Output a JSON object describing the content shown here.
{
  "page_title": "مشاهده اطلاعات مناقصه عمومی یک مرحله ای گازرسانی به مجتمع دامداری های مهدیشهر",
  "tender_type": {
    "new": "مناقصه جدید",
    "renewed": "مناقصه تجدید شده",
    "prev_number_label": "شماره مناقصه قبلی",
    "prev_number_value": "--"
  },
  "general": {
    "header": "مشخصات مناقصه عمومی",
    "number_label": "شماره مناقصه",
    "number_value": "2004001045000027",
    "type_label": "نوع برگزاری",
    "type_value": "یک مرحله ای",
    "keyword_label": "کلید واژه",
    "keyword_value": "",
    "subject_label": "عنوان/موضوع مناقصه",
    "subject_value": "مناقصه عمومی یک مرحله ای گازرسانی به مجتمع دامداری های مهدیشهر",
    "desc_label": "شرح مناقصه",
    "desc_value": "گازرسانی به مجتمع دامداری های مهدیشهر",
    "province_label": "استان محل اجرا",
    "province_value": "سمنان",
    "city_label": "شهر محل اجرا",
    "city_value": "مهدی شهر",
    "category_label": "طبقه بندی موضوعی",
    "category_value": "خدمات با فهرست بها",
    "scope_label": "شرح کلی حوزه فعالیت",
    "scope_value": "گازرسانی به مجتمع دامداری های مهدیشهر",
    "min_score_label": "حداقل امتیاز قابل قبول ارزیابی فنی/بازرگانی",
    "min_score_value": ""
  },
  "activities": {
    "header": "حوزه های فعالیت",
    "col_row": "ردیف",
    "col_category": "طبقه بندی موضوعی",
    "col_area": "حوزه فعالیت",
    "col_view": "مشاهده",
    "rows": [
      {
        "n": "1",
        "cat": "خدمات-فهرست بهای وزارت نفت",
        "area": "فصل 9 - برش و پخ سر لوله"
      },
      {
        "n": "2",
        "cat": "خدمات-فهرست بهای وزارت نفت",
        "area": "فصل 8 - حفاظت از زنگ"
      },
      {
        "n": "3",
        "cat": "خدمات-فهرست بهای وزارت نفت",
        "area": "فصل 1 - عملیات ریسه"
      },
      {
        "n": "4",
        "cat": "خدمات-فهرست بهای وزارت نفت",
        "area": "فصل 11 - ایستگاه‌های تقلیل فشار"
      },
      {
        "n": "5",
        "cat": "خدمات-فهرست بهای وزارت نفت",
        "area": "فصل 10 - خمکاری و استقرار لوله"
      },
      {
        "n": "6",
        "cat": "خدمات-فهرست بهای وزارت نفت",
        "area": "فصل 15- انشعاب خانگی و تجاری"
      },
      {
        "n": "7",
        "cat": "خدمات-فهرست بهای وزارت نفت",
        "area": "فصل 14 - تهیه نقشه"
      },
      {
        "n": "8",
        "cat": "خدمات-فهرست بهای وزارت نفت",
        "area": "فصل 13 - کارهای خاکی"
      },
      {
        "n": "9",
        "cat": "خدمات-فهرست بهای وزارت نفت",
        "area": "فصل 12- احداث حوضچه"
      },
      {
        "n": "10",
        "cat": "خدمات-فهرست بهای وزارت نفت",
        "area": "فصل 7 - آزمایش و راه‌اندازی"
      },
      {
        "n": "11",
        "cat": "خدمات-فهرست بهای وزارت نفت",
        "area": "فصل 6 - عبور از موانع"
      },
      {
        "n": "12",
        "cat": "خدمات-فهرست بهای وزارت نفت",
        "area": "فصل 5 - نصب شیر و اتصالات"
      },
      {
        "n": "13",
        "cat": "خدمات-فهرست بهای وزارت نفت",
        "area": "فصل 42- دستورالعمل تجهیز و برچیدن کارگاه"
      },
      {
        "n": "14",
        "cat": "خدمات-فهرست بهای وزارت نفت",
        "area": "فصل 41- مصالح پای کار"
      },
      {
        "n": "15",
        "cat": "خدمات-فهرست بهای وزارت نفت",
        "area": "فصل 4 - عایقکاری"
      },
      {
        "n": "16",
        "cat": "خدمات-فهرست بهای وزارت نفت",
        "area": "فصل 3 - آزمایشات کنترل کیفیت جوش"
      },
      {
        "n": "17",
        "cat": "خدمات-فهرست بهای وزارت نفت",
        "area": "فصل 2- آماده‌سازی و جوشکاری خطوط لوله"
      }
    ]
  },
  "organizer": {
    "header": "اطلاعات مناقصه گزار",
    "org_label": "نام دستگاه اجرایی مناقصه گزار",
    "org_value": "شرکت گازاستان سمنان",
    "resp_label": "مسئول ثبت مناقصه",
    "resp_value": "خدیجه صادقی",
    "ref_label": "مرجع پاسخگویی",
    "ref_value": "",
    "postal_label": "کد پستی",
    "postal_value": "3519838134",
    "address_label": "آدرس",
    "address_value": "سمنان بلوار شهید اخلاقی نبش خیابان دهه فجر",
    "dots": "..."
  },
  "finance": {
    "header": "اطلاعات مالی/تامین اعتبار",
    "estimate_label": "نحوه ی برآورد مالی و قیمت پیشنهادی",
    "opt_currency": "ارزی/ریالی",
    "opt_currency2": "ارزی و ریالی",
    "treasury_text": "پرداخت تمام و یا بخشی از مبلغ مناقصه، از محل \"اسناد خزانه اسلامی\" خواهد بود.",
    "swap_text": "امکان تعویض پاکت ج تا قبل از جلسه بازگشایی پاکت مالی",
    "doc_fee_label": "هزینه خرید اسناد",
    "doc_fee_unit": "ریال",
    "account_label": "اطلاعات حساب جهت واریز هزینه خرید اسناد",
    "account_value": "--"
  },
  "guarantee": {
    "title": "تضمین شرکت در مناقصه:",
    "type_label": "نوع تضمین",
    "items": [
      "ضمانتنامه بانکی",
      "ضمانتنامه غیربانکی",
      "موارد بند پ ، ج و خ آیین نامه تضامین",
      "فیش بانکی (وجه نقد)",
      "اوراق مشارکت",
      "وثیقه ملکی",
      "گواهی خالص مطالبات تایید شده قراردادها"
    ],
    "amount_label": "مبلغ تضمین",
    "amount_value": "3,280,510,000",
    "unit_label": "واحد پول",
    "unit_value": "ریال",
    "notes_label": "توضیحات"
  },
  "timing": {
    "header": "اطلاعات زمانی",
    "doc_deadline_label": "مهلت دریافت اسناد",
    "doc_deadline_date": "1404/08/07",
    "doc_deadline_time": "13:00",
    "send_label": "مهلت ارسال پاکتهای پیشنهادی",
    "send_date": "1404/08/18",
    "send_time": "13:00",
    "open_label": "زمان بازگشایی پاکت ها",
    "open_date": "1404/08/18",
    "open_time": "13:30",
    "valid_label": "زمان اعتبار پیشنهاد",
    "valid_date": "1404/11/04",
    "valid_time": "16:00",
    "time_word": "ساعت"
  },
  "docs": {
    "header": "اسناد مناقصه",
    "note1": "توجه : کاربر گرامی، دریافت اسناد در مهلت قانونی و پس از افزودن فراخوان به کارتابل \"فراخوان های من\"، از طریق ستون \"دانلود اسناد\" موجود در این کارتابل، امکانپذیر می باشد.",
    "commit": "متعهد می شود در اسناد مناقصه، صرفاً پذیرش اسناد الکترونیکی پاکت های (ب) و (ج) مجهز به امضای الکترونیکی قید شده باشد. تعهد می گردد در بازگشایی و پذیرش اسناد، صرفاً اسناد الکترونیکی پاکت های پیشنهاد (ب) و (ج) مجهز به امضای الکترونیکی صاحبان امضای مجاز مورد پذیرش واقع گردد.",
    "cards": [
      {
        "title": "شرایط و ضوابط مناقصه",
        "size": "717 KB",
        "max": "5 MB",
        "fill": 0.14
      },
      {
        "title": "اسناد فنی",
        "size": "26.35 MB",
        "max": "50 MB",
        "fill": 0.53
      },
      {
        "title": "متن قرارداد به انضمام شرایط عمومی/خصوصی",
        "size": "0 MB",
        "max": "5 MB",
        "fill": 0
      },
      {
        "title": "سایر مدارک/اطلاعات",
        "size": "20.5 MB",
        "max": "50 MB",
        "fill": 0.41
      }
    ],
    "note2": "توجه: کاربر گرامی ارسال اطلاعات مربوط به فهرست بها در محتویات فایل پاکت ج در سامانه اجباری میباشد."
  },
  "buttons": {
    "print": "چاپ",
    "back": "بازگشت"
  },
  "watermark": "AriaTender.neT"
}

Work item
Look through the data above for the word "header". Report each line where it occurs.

Output for this task
    "header": "مشخصات مناقصه عمومی",
    "header": "حوزه های فعالیت",
    "header": "اطلاعات مناقصه گزار",
    "header": "اطلاعات مالی/تامین اعتبار",
    "header": "اطلاعات زمانی",
    "header": "اسناد مناقصه",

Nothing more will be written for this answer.